On January 16, the Mississippi secretary of state’s 2014 Committee to Review Election Laws (CREL) issued a formal recommendation for the adoption of a nonpartisan, top-two primary election system. Should the legislature follow the advice, all Mississippi elections — including for Congress — would be conducted along nonpartisan lines.
Open Primaries, a national political reform organization, is urging the Mississippi Legislature to follow the recommendation and adopt a fully open and nonpartisan election system. President of Open Primaries, John Opdycke stated:
“There is a growing national movement in the direction of open and nonpartisan primaries. We need more competition in the political process, more inclusiveness, more debate and more voters. I hope Mississippi becomes the next state to enact this crucial reform.” - John Opdycke, Open Primaries
The CREL was empaneled after controversy in 2014 over the Republican primary and runoff for U.S. Senate. A record number of African-Americans — who typically back Democrats — were mobilized to vote by Black leaders for incumbent Senator Thad Cochran against a far right challenger, State Senator Chris McDaniel, in the primary runoff. Any Mississippian who had not participated in the Democratic Party primary three weeks prior was eligible to vote.Black voters, exercising their right to mobility under the state’s current form of open primaries, were widely credited with securing the Republican nomination for Cochran. Ultra-conservative Republicans used this surge in African-American participation, and McDaniel’s subsequent defeat, to advocate for closing Mississippi’s primary system, a change that would end voter mobility altogether.
The CREL recommended the adoption of nonpartisan, top-two primaries, which would give all Mississippians more access and more choice by abolishing party primaries altogether and substituting a public primary instead. The CREL rejected calls to enact a more partisan system, stating that “closed primaries discourage the youth from participating in elections and have a negative impact on voter registration and minority voters.”
In its support of the top-two system, the CREL credited this proposed system with allowing voters to choose candidates of different parties, and allowing campaigns to focus on issues, rather than party rhetoric.

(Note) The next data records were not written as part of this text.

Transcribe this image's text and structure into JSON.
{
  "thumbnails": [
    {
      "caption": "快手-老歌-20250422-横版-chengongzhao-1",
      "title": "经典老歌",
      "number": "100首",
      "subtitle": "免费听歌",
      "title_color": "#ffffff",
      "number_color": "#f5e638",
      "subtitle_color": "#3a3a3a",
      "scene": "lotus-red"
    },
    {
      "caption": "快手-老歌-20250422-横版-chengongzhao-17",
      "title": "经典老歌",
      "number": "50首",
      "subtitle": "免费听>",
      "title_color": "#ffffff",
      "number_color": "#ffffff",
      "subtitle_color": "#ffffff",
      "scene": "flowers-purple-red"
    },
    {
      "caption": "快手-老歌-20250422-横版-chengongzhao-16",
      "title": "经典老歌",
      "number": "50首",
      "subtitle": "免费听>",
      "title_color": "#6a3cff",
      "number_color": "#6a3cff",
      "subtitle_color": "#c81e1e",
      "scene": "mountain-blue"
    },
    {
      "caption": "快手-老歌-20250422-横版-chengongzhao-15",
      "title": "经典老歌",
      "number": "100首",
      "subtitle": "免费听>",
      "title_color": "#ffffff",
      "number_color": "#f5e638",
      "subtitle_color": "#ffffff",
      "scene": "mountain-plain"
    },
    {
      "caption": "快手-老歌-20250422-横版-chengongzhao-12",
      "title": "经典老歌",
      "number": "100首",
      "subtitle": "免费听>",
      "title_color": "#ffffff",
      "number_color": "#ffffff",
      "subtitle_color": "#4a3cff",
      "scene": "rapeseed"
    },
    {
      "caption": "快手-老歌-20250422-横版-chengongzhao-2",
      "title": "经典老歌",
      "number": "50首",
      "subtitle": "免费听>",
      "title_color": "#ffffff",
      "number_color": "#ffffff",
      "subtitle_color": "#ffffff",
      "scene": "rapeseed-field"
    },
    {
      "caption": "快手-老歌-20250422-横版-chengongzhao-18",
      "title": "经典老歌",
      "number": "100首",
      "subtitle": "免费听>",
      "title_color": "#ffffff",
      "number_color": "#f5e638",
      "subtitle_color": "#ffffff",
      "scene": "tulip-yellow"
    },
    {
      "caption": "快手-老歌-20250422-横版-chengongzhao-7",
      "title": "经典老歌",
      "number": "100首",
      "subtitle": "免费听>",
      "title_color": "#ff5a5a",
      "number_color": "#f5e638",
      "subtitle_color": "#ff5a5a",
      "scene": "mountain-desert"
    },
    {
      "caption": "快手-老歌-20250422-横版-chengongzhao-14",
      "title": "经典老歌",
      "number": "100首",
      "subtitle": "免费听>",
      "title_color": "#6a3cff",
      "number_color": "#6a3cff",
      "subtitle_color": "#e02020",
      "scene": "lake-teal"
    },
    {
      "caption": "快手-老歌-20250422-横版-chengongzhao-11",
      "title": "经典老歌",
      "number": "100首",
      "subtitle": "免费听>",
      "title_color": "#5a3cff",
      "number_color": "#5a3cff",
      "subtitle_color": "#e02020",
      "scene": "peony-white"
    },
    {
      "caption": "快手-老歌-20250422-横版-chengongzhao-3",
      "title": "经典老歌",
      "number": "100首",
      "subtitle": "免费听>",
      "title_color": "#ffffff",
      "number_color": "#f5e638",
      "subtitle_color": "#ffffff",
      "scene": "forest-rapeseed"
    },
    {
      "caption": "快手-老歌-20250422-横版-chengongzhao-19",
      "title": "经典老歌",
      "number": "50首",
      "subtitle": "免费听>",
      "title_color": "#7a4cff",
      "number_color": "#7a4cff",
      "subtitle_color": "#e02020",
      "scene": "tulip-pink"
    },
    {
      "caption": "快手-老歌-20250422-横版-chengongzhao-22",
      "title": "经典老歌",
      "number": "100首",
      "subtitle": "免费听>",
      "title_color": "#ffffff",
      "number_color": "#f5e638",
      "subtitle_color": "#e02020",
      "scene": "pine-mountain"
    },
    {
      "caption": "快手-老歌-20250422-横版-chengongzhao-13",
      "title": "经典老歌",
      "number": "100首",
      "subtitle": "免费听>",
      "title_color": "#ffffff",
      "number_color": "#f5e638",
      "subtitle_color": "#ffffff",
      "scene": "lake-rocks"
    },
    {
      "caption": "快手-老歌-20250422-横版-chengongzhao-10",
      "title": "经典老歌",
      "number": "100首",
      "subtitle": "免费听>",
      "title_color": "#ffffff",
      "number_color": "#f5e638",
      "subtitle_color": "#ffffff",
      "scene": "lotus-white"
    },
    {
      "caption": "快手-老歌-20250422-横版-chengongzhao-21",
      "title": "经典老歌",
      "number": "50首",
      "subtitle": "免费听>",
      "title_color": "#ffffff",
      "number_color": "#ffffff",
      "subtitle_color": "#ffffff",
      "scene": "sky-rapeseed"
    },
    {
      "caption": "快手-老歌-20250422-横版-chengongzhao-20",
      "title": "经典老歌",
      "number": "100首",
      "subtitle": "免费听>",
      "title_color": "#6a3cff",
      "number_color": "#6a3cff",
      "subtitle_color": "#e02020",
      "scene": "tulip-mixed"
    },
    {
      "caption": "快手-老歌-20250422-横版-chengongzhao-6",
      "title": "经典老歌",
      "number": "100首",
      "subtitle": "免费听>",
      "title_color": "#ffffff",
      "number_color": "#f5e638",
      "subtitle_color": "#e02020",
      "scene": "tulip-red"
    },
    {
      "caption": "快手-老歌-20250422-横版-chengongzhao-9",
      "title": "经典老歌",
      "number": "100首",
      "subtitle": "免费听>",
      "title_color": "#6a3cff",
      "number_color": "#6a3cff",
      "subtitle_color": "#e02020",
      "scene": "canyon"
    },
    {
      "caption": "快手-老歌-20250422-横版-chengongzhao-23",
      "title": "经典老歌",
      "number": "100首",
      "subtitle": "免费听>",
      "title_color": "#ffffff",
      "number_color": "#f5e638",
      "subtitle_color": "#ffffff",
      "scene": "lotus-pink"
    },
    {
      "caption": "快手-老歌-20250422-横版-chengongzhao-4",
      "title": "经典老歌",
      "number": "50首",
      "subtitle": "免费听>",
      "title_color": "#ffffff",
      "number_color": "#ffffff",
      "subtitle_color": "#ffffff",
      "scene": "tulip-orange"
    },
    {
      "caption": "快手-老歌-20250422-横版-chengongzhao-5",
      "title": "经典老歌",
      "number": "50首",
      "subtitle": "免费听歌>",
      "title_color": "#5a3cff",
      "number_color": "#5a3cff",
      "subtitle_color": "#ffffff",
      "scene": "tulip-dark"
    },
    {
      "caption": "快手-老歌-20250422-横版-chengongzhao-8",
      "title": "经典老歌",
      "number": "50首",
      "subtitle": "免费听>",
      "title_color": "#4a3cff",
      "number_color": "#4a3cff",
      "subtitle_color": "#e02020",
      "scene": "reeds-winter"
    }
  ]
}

Dr. Lenora Fulani, a national advocate for nonpartisan primaries and the first African-American to appear on the presidential ballot in all 50 states, added, “Voter mobility is an important issue for black Americans. 35% of Blacks under the age of 40 are independent, which is a huge change from a generation ago. We don’t want party membership to be a requirement for voting, and we don’t want to be locked into voting for one party. The more mobility and independence we have, the more power we have.”
Michael Hardy, general counsel and executive vice president of the National Action Network, offered his support for the CREL recommendation as well:
"A more perfect union means eliminating barriers that prevent any voter from exercising his or her right to participate. The Committee's recommendation to enact nonpartisan primary elections is thoughtful and I hope the legislature will carefully consider their proposals." - Michael Hardy, National Action Network